|Photos||Video & Audio||Blogs||Statistics||Archive||Shop||Mobile|
Alex Brown at Adelaide Oval
December 6, 2009
Mark Benson is planning to retire from umpiring with immediate effect following his sudden withdrawal from the Adelaide Test. The Sunday Times has reported Benson was upset over several incidents involving the Umpire Decision Review System on day one of the second Test between Australia and West Indies, one of which led to his original decision being overturned.
Benson twice ruled Shivnarine Chanderpaul not-out to caught-behind appeals on Friday, both of which were challenged by the Australians. The third umpire, Asad Rauf, upheld Benson's first ruling, prompting an angry response from the bowler, Doug Bollinger, and the Australian captain, Ricky Ponting. But it is the second video review, which resulted in Chanderpaul being ruled out for 62, that is understood to have most upset the English official. Hot Spot replays showed no evidence of the ball striking the outside edge of Chanderpaul's bat, however other camera angles provided Rauf with enough evidence to reverse Benson's original ruling.
Cricinfo has been told an irate Benson "ranted" to colleagues in the umpire's room after the first day's play about his dissatisfaction with the UDRS. He is believed to have said at the time that the new system "just makes (umpiring) harder", however ICC officials were remaining tight-lipped on the matter on Sunday.
David Morgan, the ICC president, told Cricinfo Benson was "poorly" and referred other questions to David Richardson, the ICC's general manager, and Vintcent van der Bijl, the umpire's manager. Chris Broad, the match referee who is presiding over the Adelaide Test, denied Benson's swift departure from Adelaide was the result of unhappiness over the UDRS. "There is absolutely no truth in that at all," Broad said. "The review system is new to everyone and you've got to get used to it. He was an advocate of the review system to help umpires out.
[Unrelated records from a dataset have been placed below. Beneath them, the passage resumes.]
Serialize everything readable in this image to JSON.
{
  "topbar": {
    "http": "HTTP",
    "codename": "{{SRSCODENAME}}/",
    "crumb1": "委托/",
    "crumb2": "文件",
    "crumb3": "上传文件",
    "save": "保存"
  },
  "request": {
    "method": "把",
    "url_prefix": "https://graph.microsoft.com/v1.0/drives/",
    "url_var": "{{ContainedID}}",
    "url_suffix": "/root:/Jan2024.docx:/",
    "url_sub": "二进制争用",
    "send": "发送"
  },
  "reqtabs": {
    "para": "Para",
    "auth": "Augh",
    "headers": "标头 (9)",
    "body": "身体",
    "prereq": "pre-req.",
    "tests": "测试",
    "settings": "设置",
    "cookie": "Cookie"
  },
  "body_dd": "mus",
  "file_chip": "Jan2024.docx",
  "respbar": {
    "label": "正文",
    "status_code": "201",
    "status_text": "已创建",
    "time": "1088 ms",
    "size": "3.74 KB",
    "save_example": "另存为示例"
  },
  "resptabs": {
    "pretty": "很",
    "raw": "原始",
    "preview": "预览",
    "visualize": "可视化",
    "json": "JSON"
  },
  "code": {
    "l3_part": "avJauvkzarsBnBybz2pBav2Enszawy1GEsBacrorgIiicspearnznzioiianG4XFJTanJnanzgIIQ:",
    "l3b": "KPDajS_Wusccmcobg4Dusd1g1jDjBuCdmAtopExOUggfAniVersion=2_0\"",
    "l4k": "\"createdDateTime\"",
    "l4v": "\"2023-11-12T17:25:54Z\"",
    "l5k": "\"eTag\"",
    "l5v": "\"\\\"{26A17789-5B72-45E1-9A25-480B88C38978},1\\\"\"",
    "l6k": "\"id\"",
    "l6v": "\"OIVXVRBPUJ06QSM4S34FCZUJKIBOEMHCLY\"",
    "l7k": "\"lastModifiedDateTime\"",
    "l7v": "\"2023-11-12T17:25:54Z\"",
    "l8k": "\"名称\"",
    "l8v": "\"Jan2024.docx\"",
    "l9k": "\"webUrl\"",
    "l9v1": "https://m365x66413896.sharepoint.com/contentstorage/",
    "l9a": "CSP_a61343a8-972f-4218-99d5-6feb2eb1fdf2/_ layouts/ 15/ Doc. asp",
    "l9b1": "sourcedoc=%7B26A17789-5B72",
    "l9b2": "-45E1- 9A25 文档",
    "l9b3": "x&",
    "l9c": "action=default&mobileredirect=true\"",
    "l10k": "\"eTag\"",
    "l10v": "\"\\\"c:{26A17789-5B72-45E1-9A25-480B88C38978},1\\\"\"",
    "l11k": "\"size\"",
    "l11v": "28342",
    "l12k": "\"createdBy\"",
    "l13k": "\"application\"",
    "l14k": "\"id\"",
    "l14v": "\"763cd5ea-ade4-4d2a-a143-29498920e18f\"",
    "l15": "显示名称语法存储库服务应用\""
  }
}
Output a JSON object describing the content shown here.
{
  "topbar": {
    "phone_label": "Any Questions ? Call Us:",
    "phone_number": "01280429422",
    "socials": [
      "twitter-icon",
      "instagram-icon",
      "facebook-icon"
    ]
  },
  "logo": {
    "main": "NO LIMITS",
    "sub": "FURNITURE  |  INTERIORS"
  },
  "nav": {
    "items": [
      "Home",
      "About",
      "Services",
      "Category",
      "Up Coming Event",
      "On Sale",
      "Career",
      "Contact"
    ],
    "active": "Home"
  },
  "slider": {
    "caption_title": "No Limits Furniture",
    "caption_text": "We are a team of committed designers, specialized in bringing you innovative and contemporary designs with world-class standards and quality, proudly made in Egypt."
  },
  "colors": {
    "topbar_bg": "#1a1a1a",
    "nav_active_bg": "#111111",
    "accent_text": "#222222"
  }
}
"We spoke on the second morning and he said that he was feeling unwell. I was in India with him as well where he was unwell. We thought this might well be another situation like that we were in in India. We chatted about it and he said he didn't feel as though he could go on the field again. We decided to leave him back in the hotel. I phoned Dubai and they decided that if it was a recurrence of high blood pressure or stomach problems he had in India he needed to get it sorted out. That was the reason that I was aware he went home."
ICC chief executive Haroon Lorgat also denied Benson's return to England was related to the UDRS. "This is completely untrue. Benson has been a strong supporter of the system and his return home has nothing to do with it," he told PTI. ""He is not well and that's why he is returning home. I'm sure once he reached England, he would issue a clarification."
ICC sources have told Cricinfo, however, that The Sunday Times report is indeed accurate, and an announcement from Benson is expected after his arrival into Britain. Precisely why Benson opted to leave Adelaide before the conclusion of the second Test remains unknown.
Benson stood down from two one-day internationals involving Australia and India this year due to migraines, and previously experienced heart palpitations during a Test between South Africa and India in Durban. It is understood he did not visit a hospital in Adelaide before his departure on Saturday, despite "ill health" being cited by the ICC as the cause for his departure.
Controversy has always followed umpires, but scrutiny has escalated of late. Darrell Hair resorted to legal avenues after he was sidelined by the ICC for his role in the forfeited Test at The Oval between England and Pakistan two years ago, while Steve Bucknor was benched for the latter stages of the Australia-India Test series two summers ago after the BCCI complained of errors.
"There's probably less pressure on the umpires now with a review system than there was beforehand," Broad said. "Umpires would stand out there in the morning and captains and fielders would strut around not really knowing the result of it. With the review system they know the result straight away."
After the tragedy of Phillip Hughes' death, this match showed that cricket and life will continue to go on. This time Test cricket dug in and got through to tea.
Virat Kohli's innings on the final day transcended the conditions, the bowlers and his batting partners, and when it was all in vain, he displayed remarkable grace in defeat
Both batsmen seemingly have buckets of talent at their disposal and the backing of their captains, but soft dismissals relentlessly follow both around the Test arena
Josh Hazlewood has been on Australian cricket's radar since he was a teenager. The player that made a Test debut at the Gabba was a much-improved version of the tearaway from 2010
The new stand-in captain has the makings of a long-term leader, given his ability to stay ahead of the game
Turning your back on a system that the whole cricketing world wants a discussion on, refusing to discuss it because it is not 100%, is not good enough
The failed gamble of handing Karn Sharma a Test debut despite him having a moderate first-class record means India have to rethink who their spinner will be
After a long time we have seen an Indian team and captain enjoy the challenge of trying to overcome stronger opposition in an overseas Test